Items from an interface collection:
- Opening Delimiter -
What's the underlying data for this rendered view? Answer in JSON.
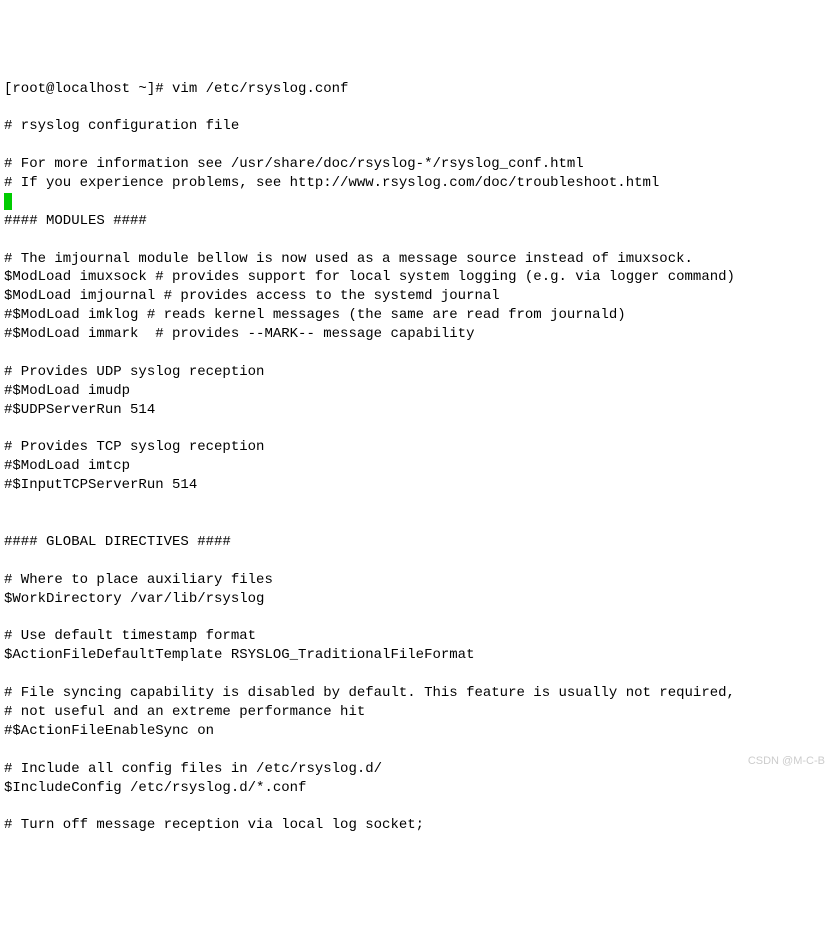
{
  "lines": [
    "[root@localhost ~]# vim /etc/rsyslog.conf",
    "",
    "# rsyslog configuration file",
    "",
    "# For more information see /usr/share/doc/rsyslog-*/rsyslog_conf.html",
    "# If you experience problems, see http://www.rsyslog.com/doc/troubleshoot.html",
    "__CURSOR__",
    "#### MODULES ####",
    "",
    "# The imjournal module bellow is now used as a message source instead of imuxsock.",
    "$ModLoad imuxsock # provides support for local system logging (e.g. via logger command)",
    "$ModLoad imjournal # provides access to the systemd journal",
    "#$ModLoad imklog # reads kernel messages (the same are read from journald)",
    "#$ModLoad immark  # provides --MARK-- message capability",
    "",
    "# Provides UDP syslog reception",
    "#$ModLoad imudp",
    "#$UDPServerRun 514",
    "",
    "# Provides TCP syslog reception",
    "#$ModLoad imtcp",
    "#$InputTCPServerRun 514",
    "",
    "",
    "#### GLOBAL DIRECTIVES ####",
    "",
    "# Where to place auxiliary files",
    "$WorkDirectory /var/lib/rsyslog",
    "",
    "# Use default timestamp format",
    "$ActionFileDefaultTemplate RSYSLOG_TraditionalFileFormat",
    "",
    "# File syncing capability is disabled by default. This feature is usually not required,",
    "# not useful and an extreme performance hit",
    "#$ActionFileEnableSync on",
    "",
    "# Include all config files in /etc/rsyslog.d/",
    "$IncludeConfig /etc/rsyslog.d/*.conf",
    "",
    "# Turn off message reception via local log socket;"
  ],
  "watermark": "CSDN @M-C-B"
}
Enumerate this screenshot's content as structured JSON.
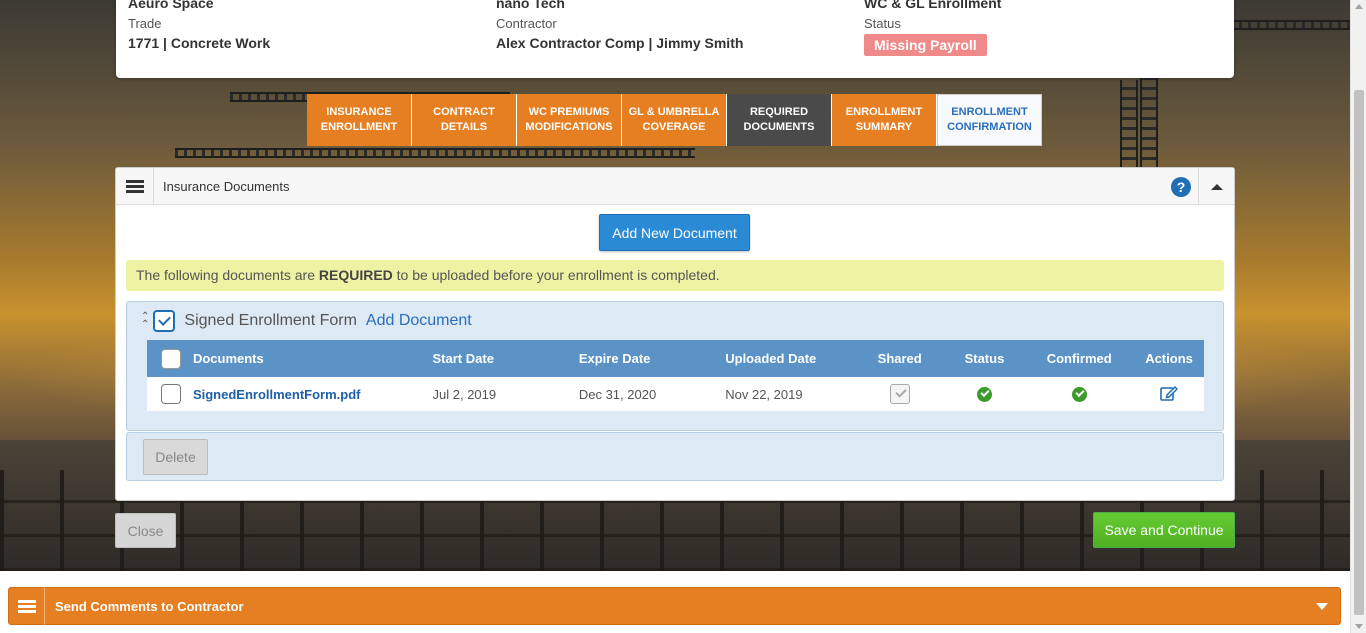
{
  "info": {
    "col1": {
      "top": "Aeuro Space",
      "label": "Trade",
      "value": "1771 | Concrete Work"
    },
    "col2": {
      "top": "nano Tech",
      "label": "Contractor",
      "value": "Alex Contractor Comp | Jimmy Smith"
    },
    "col3": {
      "top": "WC & GL Enrollment",
      "label": "Status",
      "badge": "Missing Payroll"
    }
  },
  "steps": [
    {
      "label": "INSURANCE\nENROLLMENT",
      "state": "done"
    },
    {
      "label": "CONTRACT\nDETAILS",
      "state": "done"
    },
    {
      "label": "WC PREMIUMS\nMODIFICATIONS",
      "state": "done"
    },
    {
      "label": "GL & UMBRELLA\nCOVERAGE",
      "state": "done"
    },
    {
      "label": "REQUIRED\nDOCUMENTS",
      "state": "active"
    },
    {
      "label": "ENROLLMENT\nSUMMARY",
      "state": "done"
    },
    {
      "label": "ENROLLMENT\nCONFIRMATION",
      "state": "next"
    }
  ],
  "panel": {
    "title": "Insurance Documents",
    "help": "?",
    "add_button": "Add New Document",
    "notice_prefix": "The following documents are ",
    "notice_bold": "REQUIRED",
    "notice_suffix": " to be uploaded before your enrollment is completed.",
    "group": {
      "name": "Signed Enrollment Form",
      "add_link": "Add Document",
      "columns": [
        "Documents",
        "Start Date",
        "Expire Date",
        "Uploaded Date",
        "Shared",
        "Status",
        "Confirmed",
        "Actions"
      ],
      "rows": [
        {
          "document": "SignedEnrollmentForm.pdf",
          "start": "Jul 2, 2019",
          "expire": "Dec 31, 2020",
          "uploaded": "Nov 22, 2019"
        }
      ]
    },
    "delete_button": "Delete"
  },
  "footer": {
    "close": "Close",
    "save": "Save and Continue"
  },
  "comments": {
    "title": "Send Comments to Contractor"
  },
  "colors": {
    "step_orange": "#e67e22",
    "step_active": "#4a4a4a",
    "primary_blue": "#2a8ad4",
    "save_green": "#5cb85c",
    "badge_pink": "#f0898a"
  }
}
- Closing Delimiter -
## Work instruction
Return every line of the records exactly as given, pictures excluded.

## Written answer
What's the underlying data for this rendered view? Answer in JSON.
{
  "lines": [
    "[root@localhost ~]# vim /etc/rsyslog.conf",
    "",
    "# rsyslog configuration file",
    "",
    "# For more information see /usr/share/doc/rsyslog-*/rsyslog_conf.html",
    "# If you experience problems, see http://www.rsyslog.com/doc/troubleshoot.html",
    "__CURSOR__",
    "#### MODULES ####",
    "",
    "# The imjournal module bellow is now used as a message source instead of imuxsock.",
    "$ModLoad imuxsock # provides support for local system logging (e.g. via logger command)",
    "$ModLoad imjournal # provides access to the systemd journal",
    "#$ModLoad imklog # reads kernel messages (the same are read from journald)",
    "#$ModLoad immark  # provides --MARK-- message capability",
    "",
    "# Provides UDP syslog reception",
    "#$ModLoad imudp",
    "#$UDPServerRun 514",
    "",
    "# Provides TCP syslog reception",
    "#$ModLoad imtcp",
    "#$InputTCPServerRun 514",
    "",
    "",
    "#### GLOBAL DIRECTIVES ####",
    "",
    "# Where to place auxiliary files",
    "$WorkDirectory /var/lib/rsyslog",
    "",
    "# Use default timestamp format",
    "$ActionFileDefaultTemplate RSYSLOG_TraditionalFileFormat",
    "",
    "# File syncing capability is disabled by default. This feature is usually not required,",
    "# not useful and an extreme performance hit",
    "#$ActionFileEnableSync on",
    "",
    "# Include all config files in /etc/rsyslog.d/",
    "$IncludeConfig /etc/rsyslog.d/*.conf",
    "",
    "# Turn off message reception via local log socket;"
  ],
  "watermark": "CSDN @M-C-B"
}
Enumerate this screenshot's content as structured JSON.
{
  "info": {
    "col1": {
      "top": "Aeuro Space",
      "label": "Trade",
      "value": "1771 | Concrete Work"
    },
    "col2": {
      "top": "nano Tech",
      "label": "Contractor",
      "value": "Alex Contractor Comp | Jimmy Smith"
    },
    "col3": {
      "top": "WC & GL Enrollment",
      "label": "Status",
      "badge": "Missing Payroll"
    }
  },
  "steps": [
    {
      "label": "INSURANCE\nENROLLMENT",
      "state": "done"
    },
    {
      "label": "CONTRACT\nDETAILS",
      "state": "done"
    },
    {
      "label": "WC PREMIUMS\nMODIFICATIONS",
      "state": "done"
    },
    {
      "label": "GL & UMBRELLA\nCOVERAGE",
      "state": "done"
    },
    {
      "label": "REQUIRED\nDOCUMENTS",
      "state": "active"
    },
    {
      "label": "ENROLLMENT\nSUMMARY",
      "state": "done"
    },
    {
      "label": "ENROLLMENT\nCONFIRMATION",
      "state": "next"
    }
  ],
  "panel": {
    "title": "Insurance Documents",
    "help": "?",
    "add_button": "Add New Document",
    "notice_prefix": "The following documents are ",
    "notice_bold": "REQUIRED",
    "notice_suffix": " to be uploaded before your enrollment is completed.",
    "group": {
      "name": "Signed Enrollment Form",
      "add_link": "Add Document",
      "columns": [
        "Documents",
        "Start Date",
        "Expire Date",
        "Uploaded Date",
        "Shared",
        "Status",
        "Confirmed",
        "Actions"
      ],
      "rows": [
        {
          "document": "SignedEnrollmentForm.pdf",
          "start": "Jul 2, 2019",
          "expire": "Dec 31, 2020",
          "uploaded": "Nov 22, 2019"
        }
      ]
    },
    "delete_button": "Delete"
  },
  "footer": {
    "close": "Close",
    "save": "Save and Continue"
  },
  "comments": {
    "title": "Send Comments to Contractor"
  },
  "colors": {
    "step_orange": "#e67e22",
    "step_active": "#4a4a4a",
    "primary_blue": "#2a8ad4",
    "save_green": "#5cb85c",
    "badge_pink": "#f0898a"
  }
}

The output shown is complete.